Stored data
★ ★ ★ ★

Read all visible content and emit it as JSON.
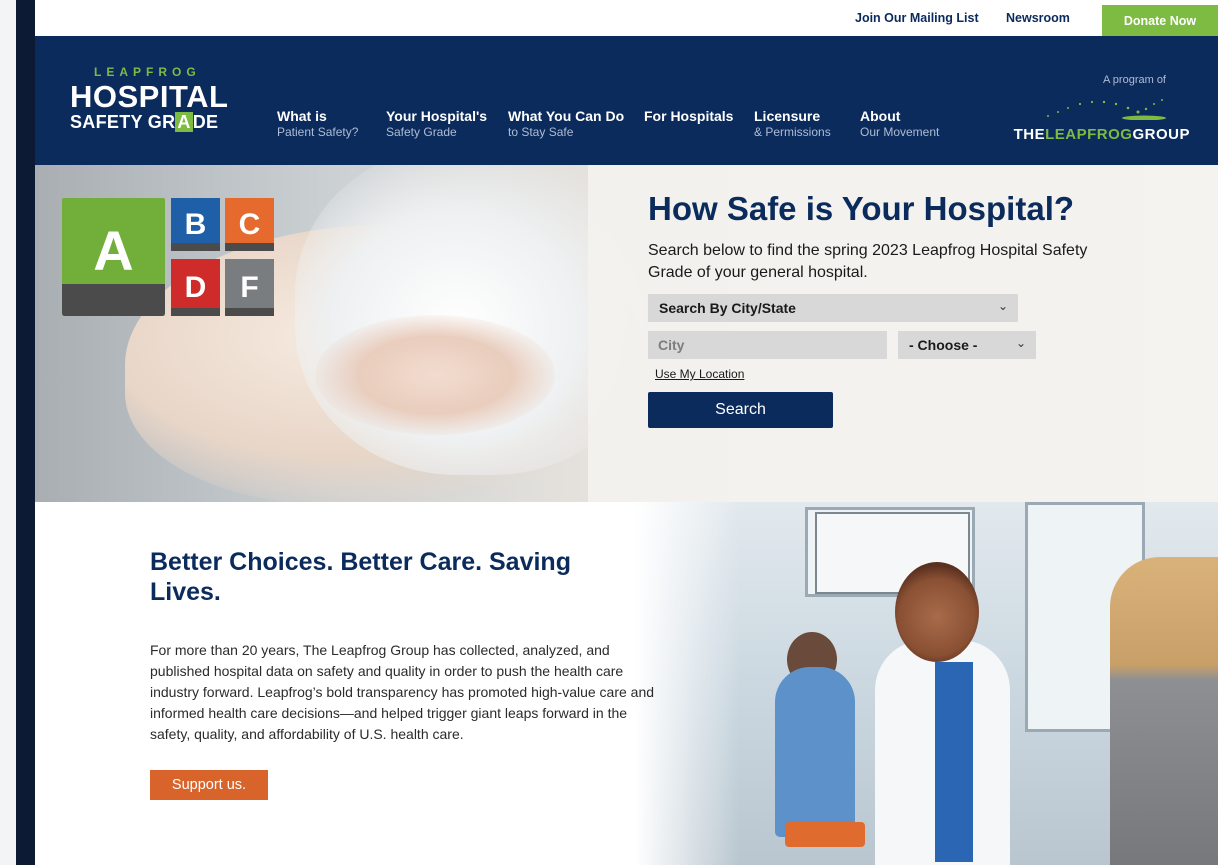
{
  "utility_bar": {
    "mailing_list": "Join Our Mailing List",
    "newsroom": "Newsroom",
    "donate": "Donate Now"
  },
  "logo": {
    "top": "LEAPFROG",
    "middle": "HOSPITAL",
    "bottom_pre": "SAFETY GR",
    "bottom_box": "A",
    "bottom_post": "DE"
  },
  "nav": [
    {
      "main": "What is",
      "sub": "Patient Safety?"
    },
    {
      "main": "Your Hospital's",
      "sub": "Safety Grade"
    },
    {
      "main": "What You Can Do",
      "sub": "to Stay Safe"
    },
    {
      "main": "For Hospitals",
      "sub": ""
    },
    {
      "main": "Licensure",
      "sub": "& Permissions"
    },
    {
      "main": "About",
      "sub": "Our Movement"
    }
  ],
  "program": {
    "label": "A program of",
    "name_white": "THE",
    "name_green": "LEAPFROG",
    "name_white2": "GROUP"
  },
  "grade_logo": {
    "tiles": [
      "A",
      "B",
      "C",
      "D",
      "F"
    ]
  },
  "hero": {
    "title": "How Safe is Your Hospital?",
    "description": "Search below to find the spring 2023 Leapfrog Hospital Safety Grade of your general hospital.",
    "search_mode": "Search By City/State",
    "city_placeholder": "City",
    "state_selected": "- Choose -",
    "use_location": "Use My Location",
    "search_button": "Search"
  },
  "content": {
    "title": "Better Choices. Better Care. Saving Lives.",
    "body": "For more than 20 years, The Leapfrog Group has collected, analyzed, and published hospital data on safety and quality in order to push the health care industry forward. Leapfrog’s bold transparency has promoted high-value care and informed health care decisions—and helped trigger giant leaps forward in the safety, quality, and affordability of U.S. health care.",
    "support_button": "Support us."
  },
  "colors": {
    "navy": "#0b2b5c",
    "green": "#7dbb42",
    "orange": "#d9642b"
  }
}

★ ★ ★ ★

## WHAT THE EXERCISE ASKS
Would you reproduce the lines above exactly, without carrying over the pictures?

## ANSWER TO THIS EXERCISE
Read all visible content and emit it as JSON.
{
  "utility_bar": {
    "mailing_list": "Join Our Mailing List",
    "newsroom": "Newsroom",
    "donate": "Donate Now"
  },
  "logo": {
    "top": "LEAPFROG",
    "middle": "HOSPITAL",
    "bottom_pre": "SAFETY GR",
    "bottom_box": "A",
    "bottom_post": "DE"
  },
  "nav": [
    {
      "main": "What is",
      "sub": "Patient Safety?"
    },
    {
      "main": "Your Hospital's",
      "sub": "Safety Grade"
    },
    {
      "main": "What You Can Do",
      "sub": "to Stay Safe"
    },
    {
      "main": "For Hospitals",
      "sub": ""
    },
    {
      "main": "Licensure",
      "sub": "& Permissions"
    },
    {
      "main": "About",
      "sub": "Our Movement"
    }
  ],
  "program": {
    "label": "A program of",
    "name_white": "THE",
    "name_green": "LEAPFROG",
    "name_white2": "GROUP"
  },
  "grade_logo": {
    "tiles": [
      "A",
      "B",
      "C",
      "D",
      "F"
    ]
  },
  "hero": {
    "title": "How Safe is Your Hospital?",
    "description": "Search below to find the spring 2023 Leapfrog Hospital Safety Grade of your general hospital.",
    "search_mode": "Search By City/State",
    "city_placeholder": "City",
    "state_selected": "- Choose -",
    "use_location": "Use My Location",
    "search_button": "Search"
  },
  "content": {
    "title": "Better Choices. Better Care. Saving Lives.",
    "body": "For more than 20 years, The Leapfrog Group has collected, analyzed, and published hospital data on safety and quality in order to push the health care industry forward. Leapfrog’s bold transparency has promoted high-value care and informed health care decisions—and helped trigger giant leaps forward in the safety, quality, and affordability of U.S. health care.",
    "support_button": "Support us."
  },
  "colors": {
    "navy": "#0b2b5c",
    "green": "#7dbb42",
    "orange": "#d9642b"
  }
}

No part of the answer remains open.